**RECORDED DATA**
· · ·

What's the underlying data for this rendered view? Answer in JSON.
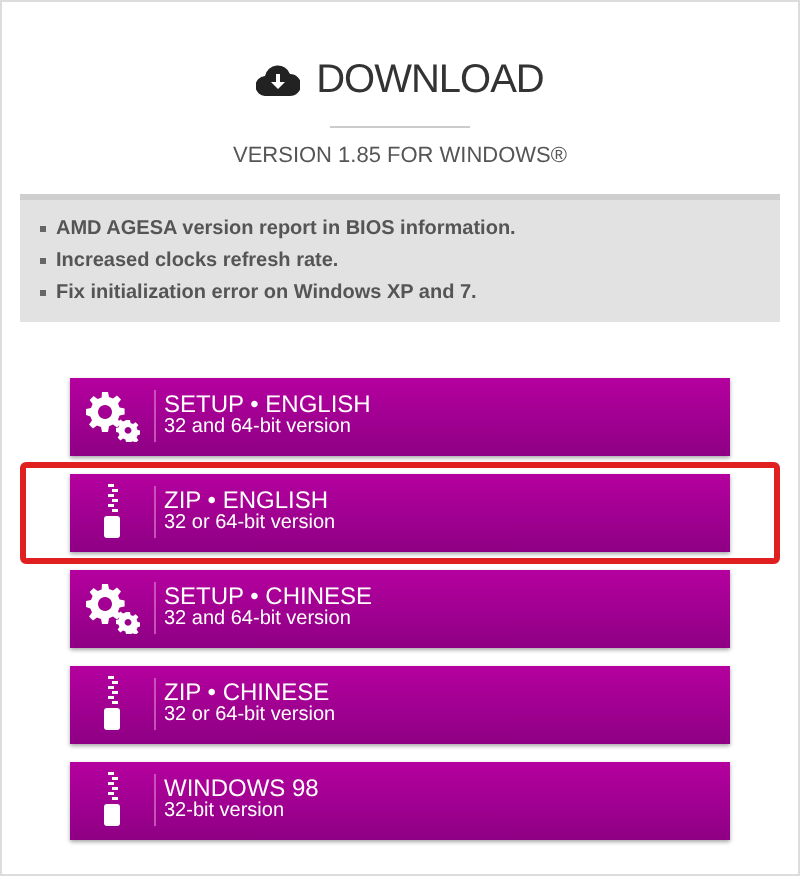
{
  "title": "DOWNLOAD",
  "version": "VERSION 1.85 FOR WINDOWS®",
  "notes": [
    "AMD AGESA version report in BIOS information.",
    "Increased clocks refresh rate.",
    "Fix initialization error on Windows XP and 7."
  ],
  "buttons": [
    {
      "kind": "setup",
      "label": "SETUP • ENGLISH",
      "sublabel": "32 and 64-bit version",
      "highlighted": false
    },
    {
      "kind": "zip",
      "label": "ZIP • ENGLISH",
      "sublabel": "32 or 64-bit version",
      "highlighted": true
    },
    {
      "kind": "setup",
      "label": "SETUP • CHINESE",
      "sublabel": "32 and 64-bit version",
      "highlighted": false
    },
    {
      "kind": "zip",
      "label": "ZIP • CHINESE",
      "sublabel": "32 or 64-bit version",
      "highlighted": false
    },
    {
      "kind": "zip",
      "label": "WINDOWS 98",
      "sublabel": "32-bit version",
      "highlighted": false
    }
  ]
}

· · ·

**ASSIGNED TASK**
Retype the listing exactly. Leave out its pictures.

**SOLVED PROBLEM**
What's the underlying data for this rendered view? Answer in JSON.
{
  "title": "DOWNLOAD",
  "version": "VERSION 1.85 FOR WINDOWS®",
  "notes": [
    "AMD AGESA version report in BIOS information.",
    "Increased clocks refresh rate.",
    "Fix initialization error on Windows XP and 7."
  ],
  "buttons": [
    {
      "kind": "setup",
      "label": "SETUP • ENGLISH",
      "sublabel": "32 and 64-bit version",
      "highlighted": false
    },
    {
      "kind": "zip",
      "label": "ZIP • ENGLISH",
      "sublabel": "32 or 64-bit version",
      "highlighted": true
    },
    {
      "kind": "setup",
      "label": "SETUP • CHINESE",
      "sublabel": "32 and 64-bit version",
      "highlighted": false
    },
    {
      "kind": "zip",
      "label": "ZIP • CHINESE",
      "sublabel": "32 or 64-bit version",
      "highlighted": false
    },
    {
      "kind": "zip",
      "label": "WINDOWS 98",
      "sublabel": "32-bit version",
      "highlighted": false
    }
  ]
}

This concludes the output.